Assignment: What you return must be every line below that includes the word "JSON".

Dataset rows describing interfaces:
::::
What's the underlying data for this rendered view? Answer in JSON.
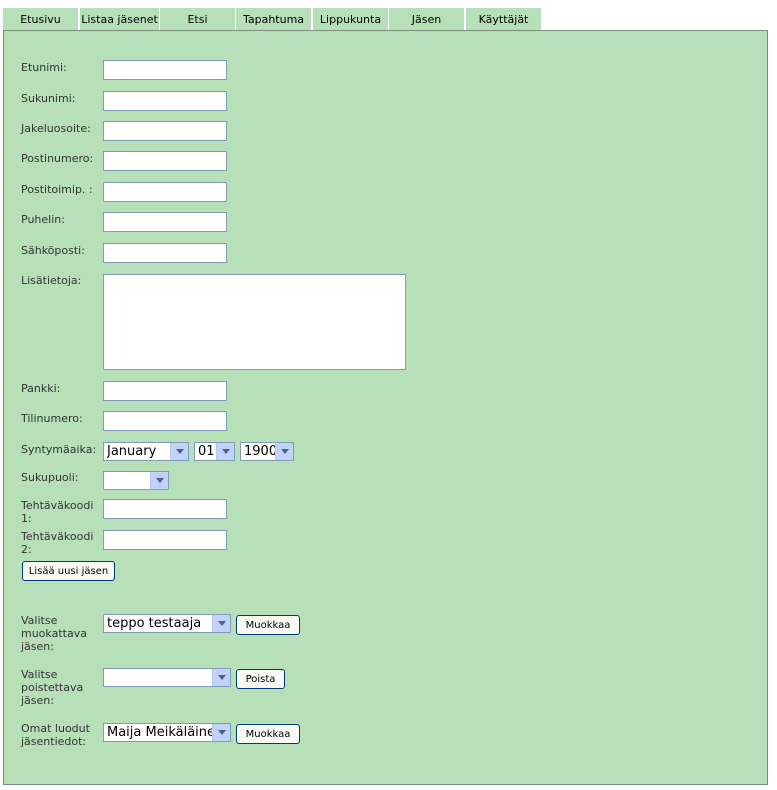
{
  "tabs": [
    "Etusivu",
    "Listaa jäsenet",
    "Etsi",
    "Tapahtuma",
    "Lippukunta",
    "Jäsen",
    "Käyttäjät"
  ],
  "form": {
    "labels": {
      "etunimi": "Etunimi:",
      "sukunimi": "Sukunimi:",
      "jakeluosoite": "Jakeluosoite:",
      "postinumero": "Postinumero:",
      "postitoimipaikka": "Postitoimip. :",
      "puhelin": "Puhelin:",
      "sahkoposti": "Sähköposti:",
      "lisatietoja": "Lisätietoja:",
      "pankki": "Pankki:",
      "tilinumero": "Tilinumero:",
      "syntymaaika": "Syntymäaika:",
      "sukupuoli": "Sukupuoli:",
      "tehtavakoodi1": "Tehtäväkoodi 1:",
      "tehtavakoodi2": "Tehtäväkoodi 2:"
    },
    "birth": {
      "month": "January",
      "day": "01",
      "year": "1900"
    },
    "gender": "",
    "add_button": "Lisää uusi jäsen"
  },
  "edit": {
    "label": "Valitse muokattava jäsen:",
    "selected": "teppo testaaja",
    "button": "Muokkaa"
  },
  "delete": {
    "label": "Valitse poistettava jäsen:",
    "selected": "",
    "button": "Poista"
  },
  "own": {
    "label": "Omat luodut jäsentiedot:",
    "selected": "Maija Meikäläinen",
    "button": "Muokkaa"
  }
}
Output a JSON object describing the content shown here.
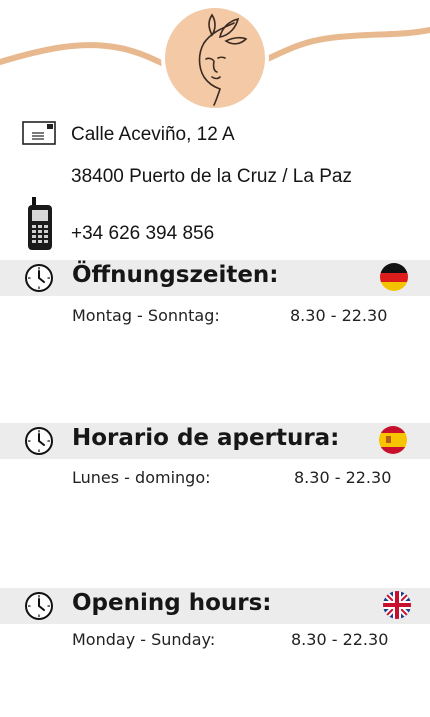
{
  "colors": {
    "wave": "#e8b98f",
    "logo_fill": "#f3c9a6",
    "logo_ring": "#ffffff",
    "band": "#ececec",
    "text": "#151515"
  },
  "icons": {
    "envelope": "envelope-icon",
    "phone": "mobile-phone-icon",
    "clock": "clock-icon",
    "flags": [
      "germany-flag-icon",
      "spain-flag-icon",
      "uk-flag-icon"
    ],
    "logo": "face-with-leaves-logo"
  },
  "contact": {
    "street": "Calle Aceviño, 12 A",
    "city": "38400 Puerto de la Cruz / La Paz",
    "phone": "+34 626 394 856"
  },
  "opening_hours": [
    {
      "title": "Öffnungszeiten:",
      "days": "Montag - Sonntag:",
      "time": "8.30 - 22.30",
      "flag": "germany-flag-icon"
    },
    {
      "title": "Horario de apertura:",
      "days": "Lunes - domingo:",
      "time": "8.30 - 22.30",
      "flag": "spain-flag-icon"
    },
    {
      "title": "Opening hours:",
      "days": "Monday - Sunday:",
      "time": "8.30 - 22.30",
      "flag": "uk-flag-icon"
    }
  ]
}
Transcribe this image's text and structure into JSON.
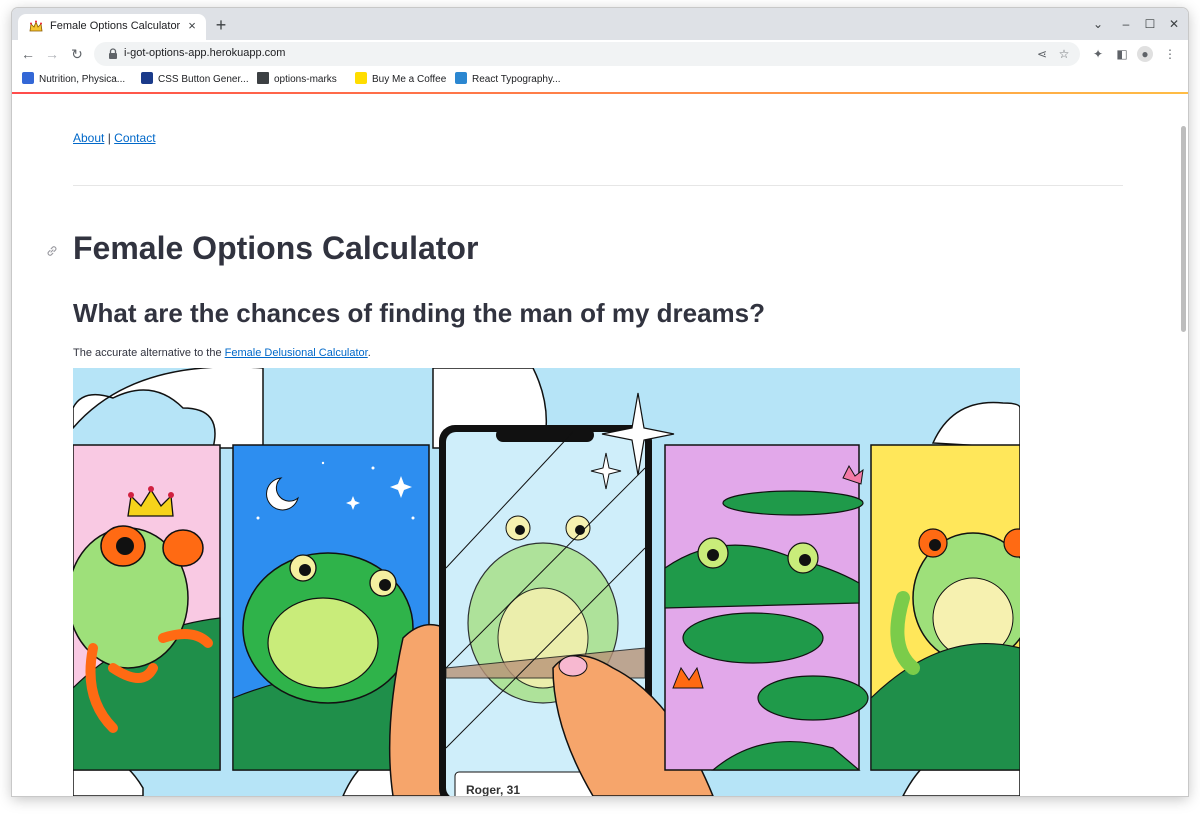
{
  "browser": {
    "tab_title": "Female Options Calculator",
    "tab_close": "×",
    "new_tab": "+",
    "url": "i-got-options-app.herokuapp.com",
    "window_controls": [
      "⌄",
      "–",
      "☐",
      "✕"
    ]
  },
  "bookmarks": [
    {
      "label": "Nutrition, Physica...",
      "icon": "nutrition-icon",
      "color": "#3367d6"
    },
    {
      "label": "CSS Button Gener...",
      "icon": "x-icon",
      "color": "#1a3a8a"
    },
    {
      "label": "options-marks",
      "icon": "folder-icon",
      "color": "#3c4043"
    },
    {
      "label": "Buy Me a Coffee",
      "icon": "coffee-icon",
      "color": "#ffdd00"
    },
    {
      "label": "React Typography...",
      "icon": "react-typography-icon",
      "color": "#2b87d1"
    }
  ],
  "nav": {
    "about": "About",
    "separator": "|",
    "contact": "Contact"
  },
  "page": {
    "title": "Female Options Calculator",
    "subtitle": "What are the chances of finding the man of my dreams?",
    "intro_prefix": "The accurate alternative to the ",
    "intro_link": "Female Delusional Calculator",
    "intro_suffix": "."
  },
  "hero": {
    "profile_caption": "Roger, 31"
  },
  "colors": {
    "accent_start": "#ff4b4b",
    "accent_end": "#ffbd45",
    "link": "#0068c9",
    "text": "#31333f"
  }
}
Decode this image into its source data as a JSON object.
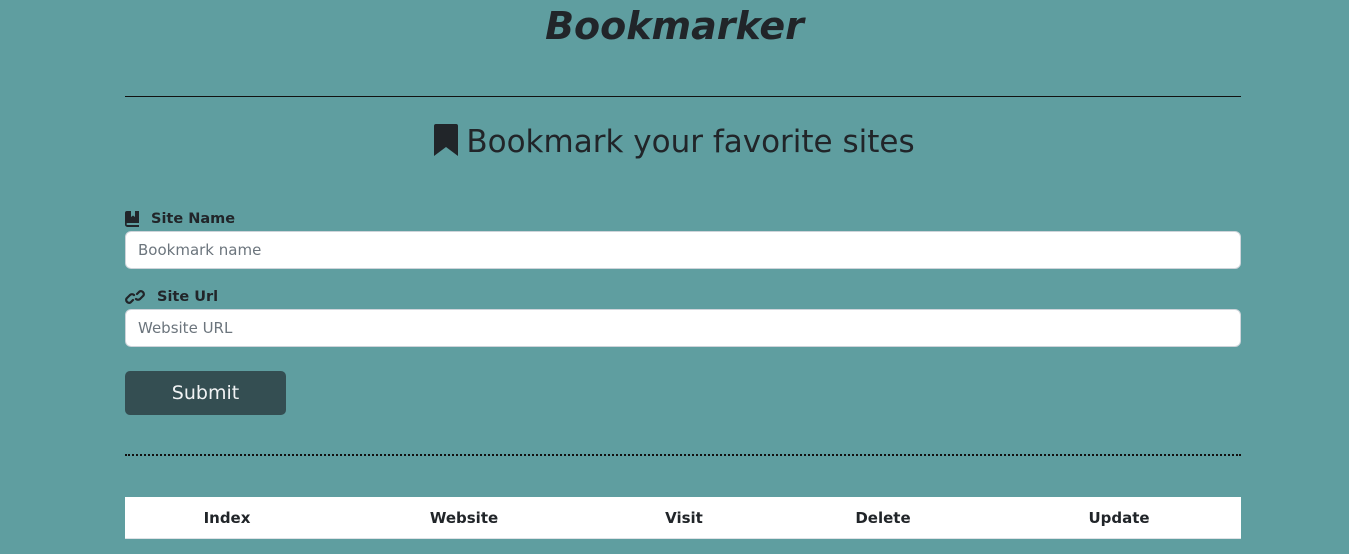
{
  "header": {
    "app_title": "Bookmarker"
  },
  "form": {
    "heading": "Bookmark your favorite sites",
    "heading_icon": "bookmark-icon",
    "site_name": {
      "label": "Site Name",
      "icon": "book-bookmark-icon",
      "placeholder": "Bookmark name",
      "value": ""
    },
    "site_url": {
      "label": "Site Url",
      "icon": "link-icon",
      "placeholder": "Website URL",
      "value": ""
    },
    "submit_label": "Submit"
  },
  "table": {
    "columns": [
      "Index",
      "Website",
      "Visit",
      "Delete",
      "Update"
    ],
    "rows": []
  },
  "colors": {
    "background": "#5f9ea0",
    "button": "#344e52",
    "text": "#212529"
  }
}
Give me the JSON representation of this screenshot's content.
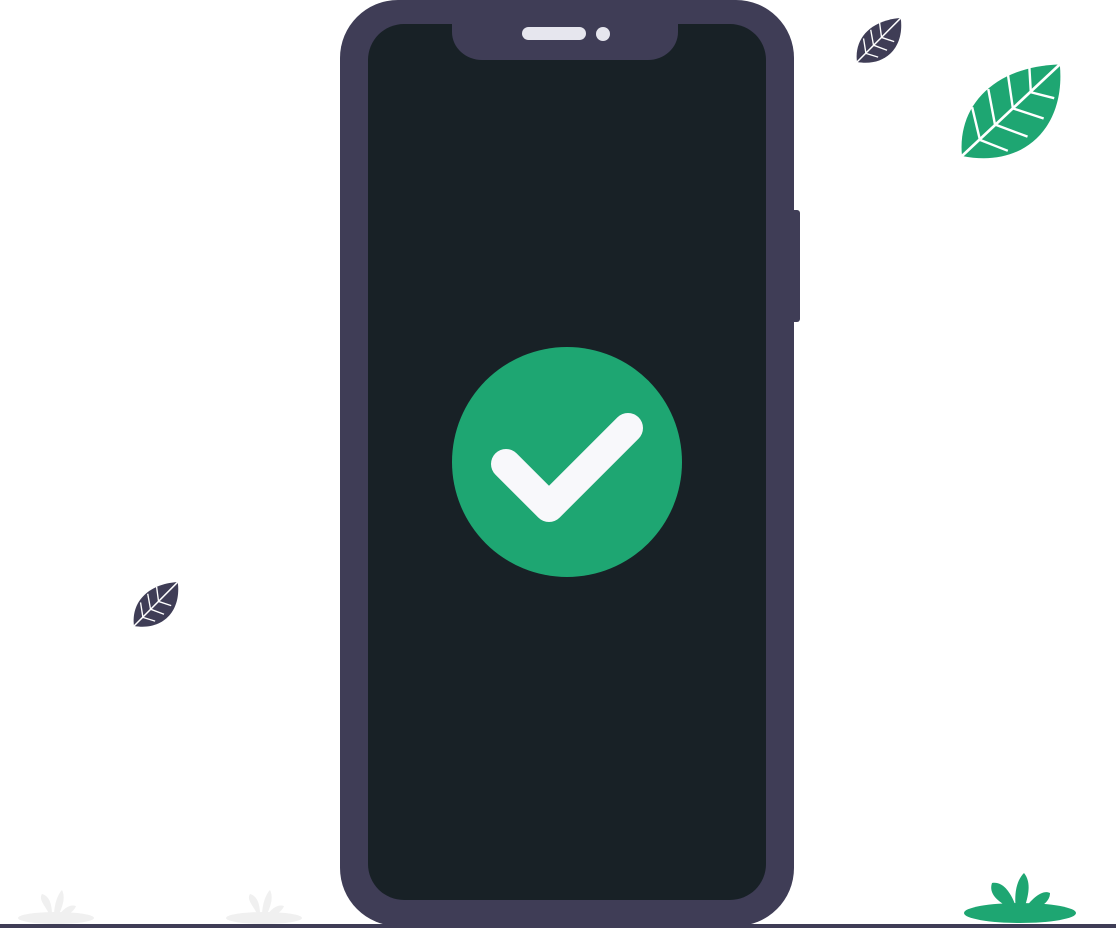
{
  "illustration": {
    "subject": "smartphone-success-check",
    "icons": [
      "check-icon",
      "leaf-icon",
      "grass-tuft-icon",
      "speaker-icon",
      "camera-icon"
    ]
  },
  "colors": {
    "background": "#ffffff",
    "phone_body": "#3f3d56",
    "phone_screen": "#182126",
    "accent_green": "#1ea672",
    "check_mark": "#f8f8fb",
    "leaf_dark": "#3f3d56",
    "grass_light": "#f0f0f0",
    "ground_line": "#3f3d56",
    "notch_detail": "#e6e6ee"
  }
}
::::
Solved exercise:
What's the underlying data for this rendered view? Answer in JSON.
Output a JSON object describing the content shown here.
Transcribe this image's text and structure into JSON.
Decode this image into its source data as a JSON object.
Give me the JSON representation of this screenshot's content.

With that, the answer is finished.